**WHAT IS EXPECTED**
Every record below should appear in your answer, copied exactly.

**EXERCISE MATERIALS**
------------
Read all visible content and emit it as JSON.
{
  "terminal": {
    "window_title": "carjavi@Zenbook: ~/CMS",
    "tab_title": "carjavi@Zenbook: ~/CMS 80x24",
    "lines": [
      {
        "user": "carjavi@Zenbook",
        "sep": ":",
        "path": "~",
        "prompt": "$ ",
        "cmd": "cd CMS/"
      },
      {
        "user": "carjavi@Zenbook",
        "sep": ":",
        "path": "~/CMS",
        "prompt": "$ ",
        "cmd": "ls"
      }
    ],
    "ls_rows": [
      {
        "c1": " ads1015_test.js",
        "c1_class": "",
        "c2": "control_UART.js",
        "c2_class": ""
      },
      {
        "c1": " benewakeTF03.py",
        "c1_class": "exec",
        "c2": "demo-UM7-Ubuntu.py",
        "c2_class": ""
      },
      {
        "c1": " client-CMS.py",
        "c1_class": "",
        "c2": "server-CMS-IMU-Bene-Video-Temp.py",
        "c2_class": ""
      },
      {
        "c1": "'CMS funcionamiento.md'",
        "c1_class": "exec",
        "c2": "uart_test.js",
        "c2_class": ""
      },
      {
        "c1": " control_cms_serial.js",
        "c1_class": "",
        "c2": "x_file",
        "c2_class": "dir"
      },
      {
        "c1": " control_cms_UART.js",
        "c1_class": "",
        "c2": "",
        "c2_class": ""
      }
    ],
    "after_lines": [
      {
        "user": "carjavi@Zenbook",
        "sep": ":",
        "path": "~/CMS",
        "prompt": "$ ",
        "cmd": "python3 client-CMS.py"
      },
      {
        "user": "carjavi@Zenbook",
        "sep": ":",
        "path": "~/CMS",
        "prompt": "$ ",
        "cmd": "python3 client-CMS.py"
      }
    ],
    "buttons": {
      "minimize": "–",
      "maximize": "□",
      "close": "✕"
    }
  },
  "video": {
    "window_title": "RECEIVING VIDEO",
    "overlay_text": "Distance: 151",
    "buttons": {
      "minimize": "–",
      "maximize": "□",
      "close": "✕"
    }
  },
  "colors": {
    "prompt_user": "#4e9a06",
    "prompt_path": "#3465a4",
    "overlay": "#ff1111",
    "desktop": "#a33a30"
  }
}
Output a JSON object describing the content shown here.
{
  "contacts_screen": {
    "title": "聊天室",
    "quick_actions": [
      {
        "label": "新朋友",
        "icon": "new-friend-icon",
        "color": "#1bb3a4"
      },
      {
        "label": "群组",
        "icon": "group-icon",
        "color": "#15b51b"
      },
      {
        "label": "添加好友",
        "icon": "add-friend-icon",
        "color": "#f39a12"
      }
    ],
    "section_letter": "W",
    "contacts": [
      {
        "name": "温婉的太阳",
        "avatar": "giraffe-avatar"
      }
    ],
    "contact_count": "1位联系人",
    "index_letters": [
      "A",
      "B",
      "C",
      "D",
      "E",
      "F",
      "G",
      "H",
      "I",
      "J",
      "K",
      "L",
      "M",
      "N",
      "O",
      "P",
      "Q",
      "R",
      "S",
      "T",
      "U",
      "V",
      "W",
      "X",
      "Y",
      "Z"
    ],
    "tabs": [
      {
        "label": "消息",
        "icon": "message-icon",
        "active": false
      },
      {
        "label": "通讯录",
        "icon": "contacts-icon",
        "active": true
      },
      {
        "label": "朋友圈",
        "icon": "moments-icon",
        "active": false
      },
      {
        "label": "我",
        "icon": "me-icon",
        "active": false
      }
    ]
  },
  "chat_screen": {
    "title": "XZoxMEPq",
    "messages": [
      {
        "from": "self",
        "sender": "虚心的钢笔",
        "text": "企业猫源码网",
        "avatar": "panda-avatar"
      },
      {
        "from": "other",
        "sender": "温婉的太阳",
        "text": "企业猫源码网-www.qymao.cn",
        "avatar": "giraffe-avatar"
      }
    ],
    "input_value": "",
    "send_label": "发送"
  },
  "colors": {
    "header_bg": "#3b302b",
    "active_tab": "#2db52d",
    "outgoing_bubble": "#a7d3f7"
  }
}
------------
**EXERCISE RESULT**
Read all visible content and emit it as JSON.
{
  "terminal": {
    "window_title": "carjavi@Zenbook: ~/CMS",
    "tab_title": "carjavi@Zenbook: ~/CMS 80x24",
    "lines": [
      {
        "user": "carjavi@Zenbook",
        "sep": ":",
        "path": "~",
        "prompt": "$ ",
        "cmd": "cd CMS/"
      },
      {
        "user": "carjavi@Zenbook",
        "sep": ":",
        "path": "~/CMS",
        "prompt": "$ ",
        "cmd": "ls"
      }
    ],
    "ls_rows": [
      {
        "c1": " ads1015_test.js",
        "c1_class": "",
        "c2": "control_UART.js",
        "c2_class": ""
      },
      {
        "c1": " benewakeTF03.py",
        "c1_class": "exec",
        "c2": "demo-UM7-Ubuntu.py",
        "c2_class": ""
      },
      {
        "c1": " client-CMS.py",
        "c1_class": "",
        "c2": "server-CMS-IMU-Bene-Video-Temp.py",
        "c2_class": ""
      },
      {
        "c1": "'CMS funcionamiento.md'",
        "c1_class": "exec",
        "c2": "uart_test.js",
        "c2_class": ""
      },
      {
        "c1": " control_cms_serial.js",
        "c1_class": "",
        "c2": "x_file",
        "c2_class": "dir"
      },
      {
        "c1": " control_cms_UART.js",
        "c1_class": "",
        "c2": "",
        "c2_class": ""
      }
    ],
    "after_lines": [
      {
        "user": "carjavi@Zenbook",
        "sep": ":",
        "path": "~/CMS",
        "prompt": "$ ",
        "cmd": "python3 client-CMS.py"
      },
      {
        "user": "carjavi@Zenbook",
        "sep": ":",
        "path": "~/CMS",
        "prompt": "$ ",
        "cmd": "python3 client-CMS.py"
      }
    ],
    "buttons": {
      "minimize": "–",
      "maximize": "□",
      "close": "✕"
    }
  },
  "video": {
    "window_title": "RECEIVING VIDEO",
    "overlay_text": "Distance: 151",
    "buttons": {
      "minimize": "–",
      "maximize": "□",
      "close": "✕"
    }
  },
  "colors": {
    "prompt_user": "#4e9a06",
    "prompt_path": "#3465a4",
    "overlay": "#ff1111",
    "desktop": "#a33a30"
  }
}
Output a JSON object describing the content shown here.
{
  "contacts_screen": {
    "title": "聊天室",
    "quick_actions": [
      {
        "label": "新朋友",
        "icon": "new-friend-icon",
        "color": "#1bb3a4"
      },
      {
        "label": "群组",
        "icon": "group-icon",
        "color": "#15b51b"
      },
      {
        "label": "添加好友",
        "icon": "add-friend-icon",
        "color": "#f39a12"
      }
    ],
    "section_letter": "W",
    "contacts": [
      {
        "name": "温婉的太阳",
        "avatar": "giraffe-avatar"
      }
    ],
    "contact_count": "1位联系人",
    "index_letters": [
      "A",
      "B",
      "C",
      "D",
      "E",
      "F",
      "G",
      "H",
      "I",
      "J",
      "K",
      "L",
      "M",
      "N",
      "O",
      "P",
      "Q",
      "R",
      "S",
      "T",
      "U",
      "V",
      "W",
      "X",
      "Y",
      "Z"
    ],
    "tabs": [
      {
        "label": "消息",
        "icon": "message-icon",
        "active": false
      },
      {
        "label": "通讯录",
        "icon": "contacts-icon",
        "active": true
      },
      {
        "label": "朋友圈",
        "icon": "moments-icon",
        "active": false
      },
      {
        "label": "我",
        "icon": "me-icon",
        "active": false
      }
    ]
  },
  "chat_screen": {
    "title": "XZoxMEPq",
    "messages": [
      {
        "from": "self",
        "sender": "虚心的钢笔",
        "text": "企业猫源码网",
        "avatar": "panda-avatar"
      },
      {
        "from": "other",
        "sender": "温婉的太阳",
        "text": "企业猫源码网-www.qymao.cn",
        "avatar": "giraffe-avatar"
      }
    ],
    "input_value": "",
    "send_label": "发送"
  },
  "colors": {
    "header_bg": "#3b302b",
    "active_tab": "#2db52d",
    "outgoing_bubble": "#a7d3f7"
  }
}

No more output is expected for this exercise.